Coeur d'Alene River Report
August 14, 2017
St.Joe River Fishing Report
The Joe has been fantastic of late. Even with the heatwave, this stream produces fish all day long. I fished up there for two days last week and had two great days. Fish were receptive to all sorts of things, including small beadheads, beetles, ants, hoppers of many sizes and colors, PMDs, caddis and even some small streamers. A parachute Madam X with a small Pheasant Tail dropper was a great rig. I ran my dropper maybe 12-18” behind the hopper, but actually got more eats on the dry than the dropper.
I fished quite a bit of water ranging from the upper river above Gold Creek and Red Ives all the way down low to Marble Creek. All fished great. This week should be dynamite as we are suppose to get a change in the weather, meaning 70s and 80s and a chance of showers. This should do wonders for the St. Joe and other rivers. Floating is still a great option on the lower end of the river and I’m getting great reports from folks drifting from Marble Creek downstream to Big Eddy. So if you have a chance to get out next week in the cooler temps, I envy you!
Coeur d’ Alene River Fishing Report
The Coeur d Alene River has been fishing decent. Again, the hot spell for the past couple of weeks put a damper on fishing here. The evenings and early mornings have been good, but the CDA is a bit of a struggle during midday hours. The cool down this coming week will help. Purple Hazes, PMDs, small PMXs in yellow and lime, and mid-to smaller Morish Hoppers are good bets. Beetles and ants are a good choice behind your hopper. Swinging soft hackles in the evenings during the caddis hatch work wonders, too.
Don' be afraid to pull a big black or olive streamer through the run you just fished with your dries. Still hearing of decent streamer fishing on the CDA.Clark Fork River Fishing Report

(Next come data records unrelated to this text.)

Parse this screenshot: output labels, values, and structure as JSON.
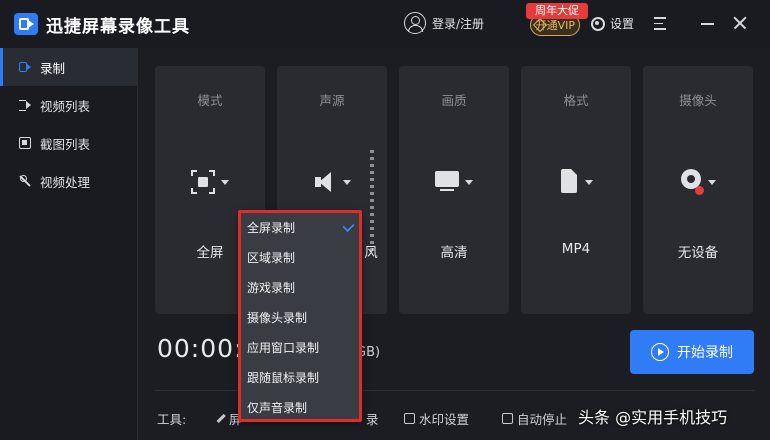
{
  "app": {
    "title": "迅捷屏幕录像工具"
  },
  "header": {
    "login_label": "登录/注册",
    "vip_label": "开通VIP",
    "vip_badge": "周年大促",
    "settings_label": "设置"
  },
  "sidebar": {
    "items": [
      {
        "label": "录制",
        "icon": "record-icon",
        "active": true
      },
      {
        "label": "视频列表",
        "icon": "video-list-icon",
        "active": false
      },
      {
        "label": "截图列表",
        "icon": "screenshot-list-icon",
        "active": false
      },
      {
        "label": "视频处理",
        "icon": "video-process-icon",
        "active": false
      }
    ]
  },
  "cards": [
    {
      "title": "模式",
      "value": "全屏",
      "icon": "fullscreen-icon"
    },
    {
      "title": "声源",
      "value": "风",
      "icon": "speaker-icon"
    },
    {
      "title": "画质",
      "value": "高清",
      "icon": "monitor-icon"
    },
    {
      "title": "格式",
      "value": "MP4",
      "icon": "file-icon"
    },
    {
      "title": "摄像头",
      "value": "无设备",
      "icon": "camera-icon"
    }
  ],
  "timer": {
    "value": "00:00:",
    "size_suffix": "GB)"
  },
  "record": {
    "start_label": "开始录制"
  },
  "tools": {
    "label": "工具:",
    "items": [
      {
        "label": "屏",
        "icon": "pen-icon"
      },
      {
        "label": "录",
        "icon": "none"
      },
      {
        "label": "水印设置",
        "icon": "watermark-icon"
      },
      {
        "label": "自动停止",
        "icon": "auto-stop-icon"
      }
    ]
  },
  "mode_dropdown": {
    "options": [
      "全屏录制",
      "区域录制",
      "游戏录制",
      "摄像头录制",
      "应用窗口录制",
      "跟随鼠标录制",
      "仅声音录制"
    ],
    "selected_index": 0
  },
  "watermark": {
    "text": "头条 @实用手机技巧"
  },
  "colors": {
    "accent": "#2f7cf6",
    "highlight_border": "#e02b2b",
    "vip_gold": "#e8b768"
  }
}
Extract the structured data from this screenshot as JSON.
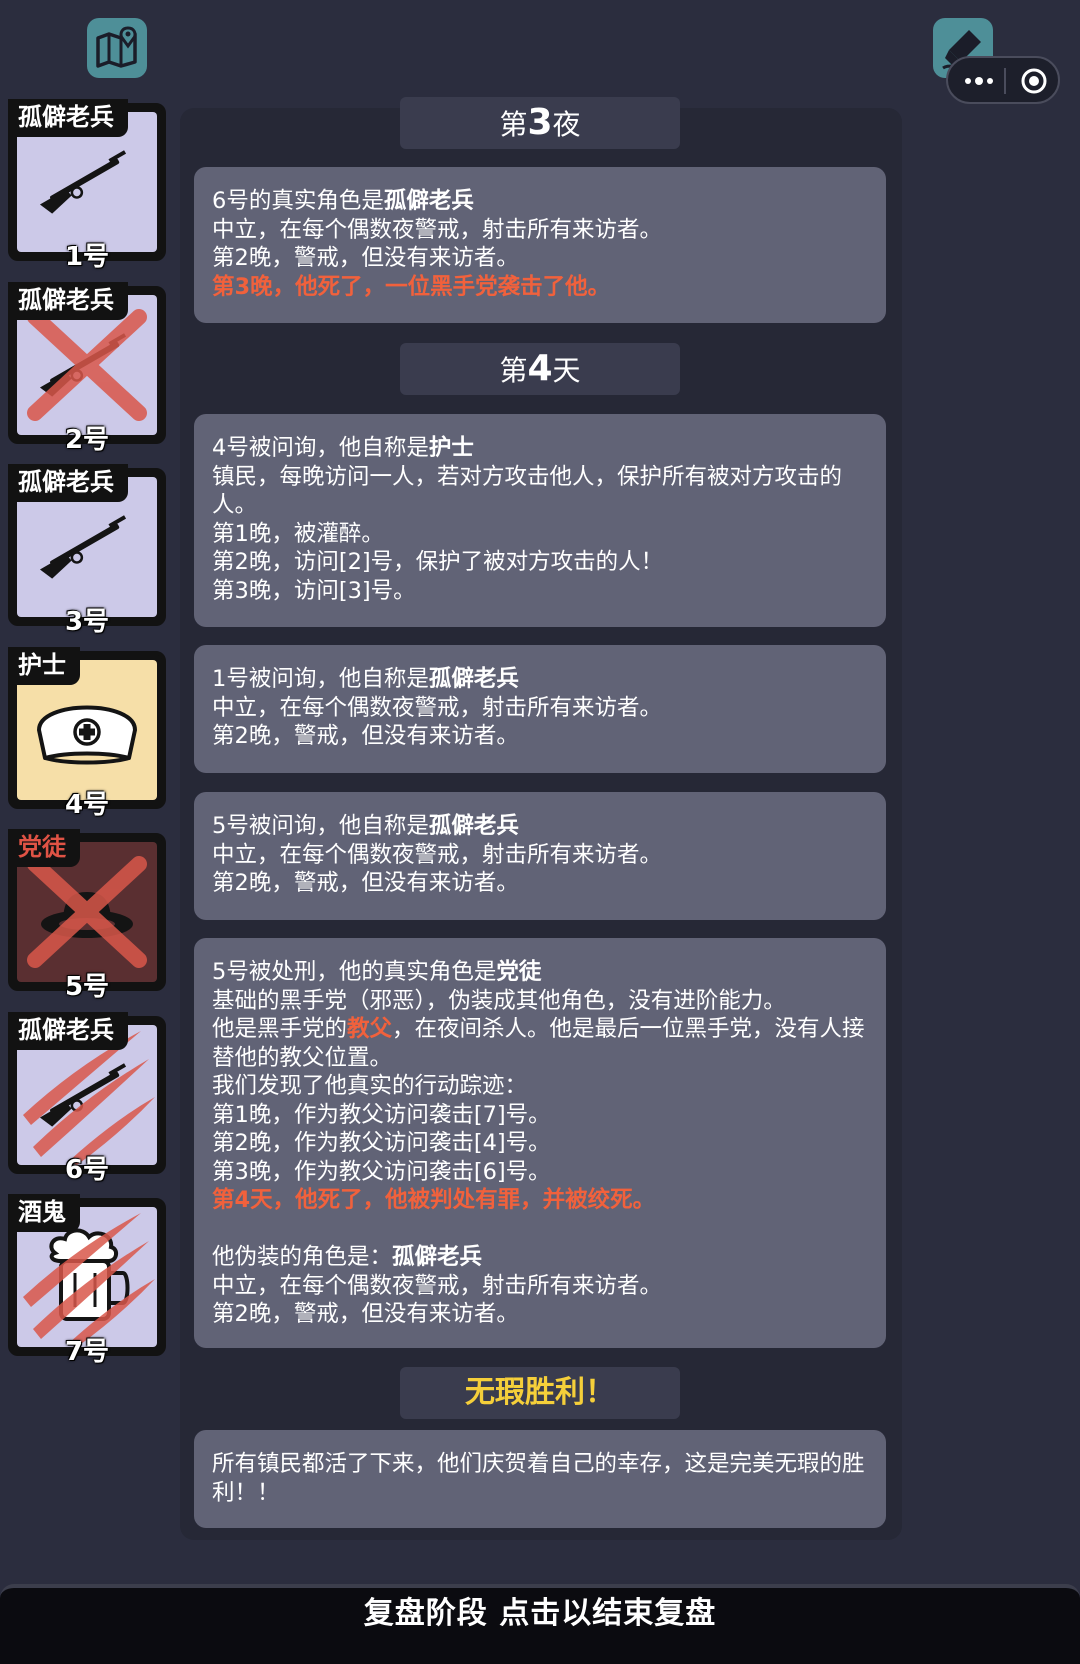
{
  "toolbar": {
    "map_icon": "map-pin-icon",
    "edit_icon": "marker-pen-icon",
    "capsule": {
      "more_icon": "more-dots-icon",
      "close_icon": "target-circle-icon"
    }
  },
  "players": [
    {
      "role": "孤僻老兵",
      "number": "1号",
      "icon": "rifle-icon",
      "status": "alive",
      "role_color": "#ffffff"
    },
    {
      "role": "孤僻老兵",
      "number": "2号",
      "icon": "rifle-icon",
      "status": "crossed-out",
      "role_color": "#ffffff"
    },
    {
      "role": "孤僻老兵",
      "number": "3号",
      "icon": "rifle-icon",
      "status": "alive",
      "role_color": "#ffffff"
    },
    {
      "role": "护士",
      "number": "4号",
      "icon": "nurse-cap-icon",
      "status": "alive",
      "role_color": "#ffffff"
    },
    {
      "role": "党徒",
      "number": "5号",
      "icon": "hat-icon",
      "status": "crossed-out",
      "role_color": "#e05345"
    },
    {
      "role": "孤僻老兵",
      "number": "6号",
      "icon": "rifle-icon",
      "status": "clawed",
      "role_color": "#ffffff"
    },
    {
      "role": "酒鬼",
      "number": "7号",
      "icon": "beer-mug-icon",
      "status": "clawed",
      "role_color": "#ffffff"
    }
  ],
  "log": {
    "night3": {
      "prefix": "第",
      "num": "3",
      "suffix": "夜"
    },
    "box1": {
      "l1a": "6号的真实角色是",
      "l1b": "孤僻老兵",
      "l2": "中立，在每个偶数夜警戒，射击所有来访者。",
      "l3": "第2晚，警戒，但没有来访者。",
      "l4": "第3晚，他死了，一位黑手党袭击了他。"
    },
    "day4": {
      "prefix": "第",
      "num": "4",
      "suffix": "天"
    },
    "box2": {
      "l1a": "4号被问询，他自称是",
      "l1b": "护士",
      "l2": "镇民，每晚访问一人，若对方攻击他人，保护所有被对方攻击的人。",
      "l3": "第1晚，被灌醉。",
      "l4": "第2晚，访问[2]号，保护了被对方攻击的人！",
      "l5": "第3晚，访问[3]号。"
    },
    "box3": {
      "l1a": "1号被问询，他自称是",
      "l1b": "孤僻老兵",
      "l2": "中立，在每个偶数夜警戒，射击所有来访者。",
      "l3": "第2晚，警戒，但没有来访者。"
    },
    "box4": {
      "l1a": "5号被问询，他自称是",
      "l1b": "孤僻老兵",
      "l2": "中立，在每个偶数夜警戒，射击所有来访者。",
      "l3": "第2晚，警戒，但没有来访者。"
    },
    "box5": {
      "l1a": "5号被处刑，他的真实角色是",
      "l1b": "党徒",
      "l2": "基础的黑手党（邪恶），伪装成其他角色，没有进阶能力。",
      "l3a": "他是黑手党的",
      "l3b": "教父",
      "l3c": "，在夜间杀人。他是最后一位黑手党，没有人接替他的教父位置。",
      "l4": "我们发现了他真实的行动踪迹：",
      "l5": "第1晚，作为教父访问袭击[7]号。",
      "l6": "第2晚，作为教父访问袭击[4]号。",
      "l7": "第3晚，作为教父访问袭击[6]号。",
      "l8": "第4天，他死了，他被判处有罪，并被绞死。",
      "l9a": "他伪装的角色是：",
      "l9b": "孤僻老兵",
      "l10": "中立，在每个偶数夜警戒，射击所有来访者。",
      "l11": "第2晚，警戒，但没有来访者。"
    },
    "victory": "无瑕胜利！",
    "box6": {
      "l1": "所有镇民都活了下来，他们庆贺着自己的幸存，这是完美无瑕的胜利！！"
    }
  },
  "bottom_bar": "复盘阶段 点击以结束复盘",
  "colors": {
    "background": "#2b2d3e",
    "panel": "#262836",
    "entry": "#616376",
    "header": "#3a3c4e",
    "highlight_red": "#f1613c",
    "victory_gold": "#f5cf3a",
    "accent_teal": "#4e8f98",
    "card_lavender": "#ccc9e8",
    "card_yellow": "#f6dfa8"
  }
}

The Clark Fork River in Montana (near St. Regis) has been good. Pick your battles though. At daybreak look for trout in the flats sipping Tricos. Also look for an egg laying caddis bouncing around from the previous night. A small #14 or 18 caddis, skated or twitched with a soft hackle behind, produces well. Large hoppers or Chernobyls tight to the banks will roll some big boys, but try running a simple black beetle behind the big fly for the picky fish. You may get three out of 10 fish to eat the big hopper, which is fun, but the beetle can up your counts a bunch. PMD's will be around early, too. Match them with small #16’s-20’s. A good combo is a PMD Sparkle Dun or Comparadun with a Trico spinner as a dropper behind. That works well on sippers. A big crayfish imitation will get some looks too. Strip them fast and don't be afraid to look for fish in pretty skinny water early in the morning—they may surprise you. Small beadhead rigs in the foam-lines and rock walls will get them as well. Evenings will be fantastic with tons of caddis about and PED (pale evening dun) spinners as well. In the evenings, downsize your caddis to #16-20 and run a small caddis emerger or soft hackle behind it.